**Prompt:** A word-for-word copy of the listing is needed. Retype it in full.

**Data section:**
####################

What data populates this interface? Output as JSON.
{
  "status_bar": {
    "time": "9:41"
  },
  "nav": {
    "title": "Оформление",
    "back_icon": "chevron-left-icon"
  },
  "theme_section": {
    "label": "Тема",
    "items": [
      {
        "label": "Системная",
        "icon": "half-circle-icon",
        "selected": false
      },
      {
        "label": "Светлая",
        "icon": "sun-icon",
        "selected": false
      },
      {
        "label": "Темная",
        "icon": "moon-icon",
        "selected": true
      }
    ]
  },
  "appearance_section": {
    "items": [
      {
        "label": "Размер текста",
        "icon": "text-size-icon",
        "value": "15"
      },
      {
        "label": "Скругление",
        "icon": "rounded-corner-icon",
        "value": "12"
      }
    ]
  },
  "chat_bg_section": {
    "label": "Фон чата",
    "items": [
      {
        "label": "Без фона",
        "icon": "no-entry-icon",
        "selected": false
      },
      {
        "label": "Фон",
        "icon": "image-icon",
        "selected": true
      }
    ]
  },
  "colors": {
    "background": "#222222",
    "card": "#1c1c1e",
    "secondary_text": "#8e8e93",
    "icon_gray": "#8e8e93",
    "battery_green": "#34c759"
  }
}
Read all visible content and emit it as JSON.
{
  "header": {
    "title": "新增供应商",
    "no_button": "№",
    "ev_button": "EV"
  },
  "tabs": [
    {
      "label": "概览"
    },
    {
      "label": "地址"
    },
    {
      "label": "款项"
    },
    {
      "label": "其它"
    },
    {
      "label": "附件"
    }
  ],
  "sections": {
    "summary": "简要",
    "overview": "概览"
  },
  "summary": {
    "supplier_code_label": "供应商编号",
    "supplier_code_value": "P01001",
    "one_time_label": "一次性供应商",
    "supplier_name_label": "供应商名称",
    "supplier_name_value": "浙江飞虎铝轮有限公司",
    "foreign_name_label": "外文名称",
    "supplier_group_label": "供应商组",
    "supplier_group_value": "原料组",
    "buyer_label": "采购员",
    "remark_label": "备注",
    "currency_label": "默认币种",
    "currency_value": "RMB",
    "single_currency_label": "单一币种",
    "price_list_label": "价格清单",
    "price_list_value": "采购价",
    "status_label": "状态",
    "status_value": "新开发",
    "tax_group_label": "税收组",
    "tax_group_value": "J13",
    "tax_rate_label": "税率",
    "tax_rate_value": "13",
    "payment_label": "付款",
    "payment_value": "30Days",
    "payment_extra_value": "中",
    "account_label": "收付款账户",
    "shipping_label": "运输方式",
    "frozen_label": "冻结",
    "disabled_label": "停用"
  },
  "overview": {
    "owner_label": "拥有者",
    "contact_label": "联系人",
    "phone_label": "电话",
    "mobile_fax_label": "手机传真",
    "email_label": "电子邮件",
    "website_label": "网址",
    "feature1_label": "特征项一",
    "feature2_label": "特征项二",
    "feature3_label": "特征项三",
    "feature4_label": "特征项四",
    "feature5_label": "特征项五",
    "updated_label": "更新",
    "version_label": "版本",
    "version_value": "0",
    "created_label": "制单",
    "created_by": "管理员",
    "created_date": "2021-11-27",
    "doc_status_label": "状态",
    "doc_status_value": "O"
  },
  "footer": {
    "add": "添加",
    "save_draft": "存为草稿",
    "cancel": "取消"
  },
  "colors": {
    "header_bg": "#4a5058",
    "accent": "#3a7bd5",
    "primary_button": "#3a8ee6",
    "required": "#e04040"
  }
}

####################

**Exercise result:**
What data populates this interface? Output as JSON.
{
  "status_bar": {
    "time": "9:41"
  },
  "nav": {
    "title": "Оформление",
    "back_icon": "chevron-left-icon"
  },
  "theme_section": {
    "label": "Тема",
    "items": [
      {
        "label": "Системная",
        "icon": "half-circle-icon",
        "selected": false
      },
      {
        "label": "Светлая",
        "icon": "sun-icon",
        "selected": false
      },
      {
        "label": "Темная",
        "icon": "moon-icon",
        "selected": true
      }
    ]
  },
  "appearance_section": {
    "items": [
      {
        "label": "Размер текста",
        "icon": "text-size-icon",
        "value": "15"
      },
      {
        "label": "Скругление",
        "icon": "rounded-corner-icon",
        "value": "12"
      }
    ]
  },
  "chat_bg_section": {
    "label": "Фон чата",
    "items": [
      {
        "label": "Без фона",
        "icon": "no-entry-icon",
        "selected": false
      },
      {
        "label": "Фон",
        "icon": "image-icon",
        "selected": true
      }
    ]
  },
  "colors": {
    "background": "#222222",
    "card": "#1c1c1e",
    "secondary_text": "#8e8e93",
    "icon_gray": "#8e8e93",
    "battery_green": "#34c759"
  }
}
Read all visible content and emit it as JSON.
{
  "header": {
    "title": "新增供应商",
    "no_button": "№",
    "ev_button": "EV"
  },
  "tabs": [
    {
      "label": "概览"
    },
    {
      "label": "地址"
    },
    {
      "label": "款项"
    },
    {
      "label": "其它"
    },
    {
      "label": "附件"
    }
  ],
  "sections": {
    "summary": "简要",
    "overview": "概览"
  },
  "summary": {
    "supplier_code_label": "供应商编号",
    "supplier_code_value": "P01001",
    "one_time_label": "一次性供应商",
    "supplier_name_label": "供应商名称",
    "supplier_name_value": "浙江飞虎铝轮有限公司",
    "foreign_name_label": "外文名称",
    "supplier_group_label": "供应商组",
    "supplier_group_value": "原料组",
    "buyer_label": "采购员",
    "remark_label": "备注",
    "currency_label": "默认币种",
    "currency_value": "RMB",
    "single_currency_label": "单一币种",
    "price_list_label": "价格清单",
    "price_list_value": "采购价",
    "status_label": "状态",
    "status_value": "新开发",
    "tax_group_label": "税收组",
    "tax_group_value": "J13",
    "tax_rate_label": "税率",
    "tax_rate_value": "13",
    "payment_label": "付款",
    "payment_value": "30Days",
    "payment_extra_value": "中",
    "account_label": "收付款账户",
    "shipping_label": "运输方式",
    "frozen_label": "冻结",
    "disabled_label": "停用"
  },
  "overview": {
    "owner_label": "拥有者",
    "contact_label": "联系人",
    "phone_label": "电话",
    "mobile_fax_label": "手机传真",
    "email_label": "电子邮件",
    "website_label": "网址",
    "feature1_label": "特征项一",
    "feature2_label": "特征项二",
    "feature3_label": "特征项三",
    "feature4_label": "特征项四",
    "feature5_label": "特征项五",
    "updated_label": "更新",
    "version_label": "版本",
    "version_value": "0",
    "created_label": "制单",
    "created_by": "管理员",
    "created_date": "2021-11-27",
    "doc_status_label": "状态",
    "doc_status_value": "O"
  },
  "footer": {
    "add": "添加",
    "save_draft": "存为草稿",
    "cancel": "取消"
  },
  "colors": {
    "header_bg": "#4a5058",
    "accent": "#3a7bd5",
    "primary_button": "#3a8ee6",
    "required": "#e04040"
  }
}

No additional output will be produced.